According to a study published in the “American Journal of Clinical Nutrition”, frequent nut consumption is associated with a reduced risk of cholecystectomy (a surgical procedure to remove the gallbladder). In another statistical study conducted for over 20 years that included over a million people, it was reported that women who consumed more than 5 ounces of nuts a week had a significantly lower risk of cholecystectomy.
Walnuts are a good source of the mineral copper whose deficiency is associated with lower bone mineral density and an increased risk of osteoporosis (a medical condition in which bones become thinner and less dense, making them easier to fracture and break). Copper also plays an important role in the maintenance of collagen (a substance that makes up the building blocks for bone) and elastin and without sufficient copper, the body cannot replace damaged collagen. This condition can lead to a range of other issues including joint dysfunction. Walnuts also contain manganese that has been shown to prevent osteoporosis in combination with the minerals calcium and copper. Magnesium, another mineral in walnuts, is important for bone formation as it aids in the absorption of calcium into the bone.
Walnuts and Epilepsy
Walnuts are a good source of the mineral manganese whose deficiency has been shown to be associated with epilepsy. Rats with manganese deficiency tend to be more susceptible to seizures. People with epilepsy have also been shown to have lower whole blood manganese levels than those without epilepsy.
Word of caution
Walnuts are dense in calories and therefore should be consumed in moderation. Like any other dietary component with potential health benefits, it is the total quantity consumed and overall eating pattern that is most important in disease prevention and achieving good health.

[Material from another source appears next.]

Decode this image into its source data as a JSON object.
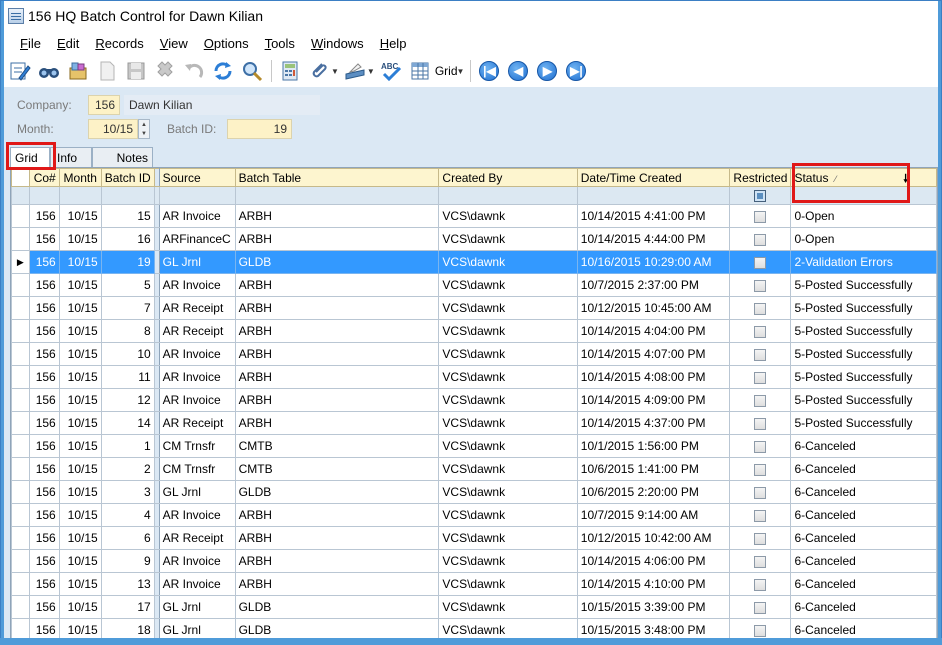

In order to enjoy the health benefits of any diet, it is better to eat a diet with a variety of constituents than to concentrate on limited foods.
(The author is a Research Scholar at Department of Biotechnology, University of Kashmir)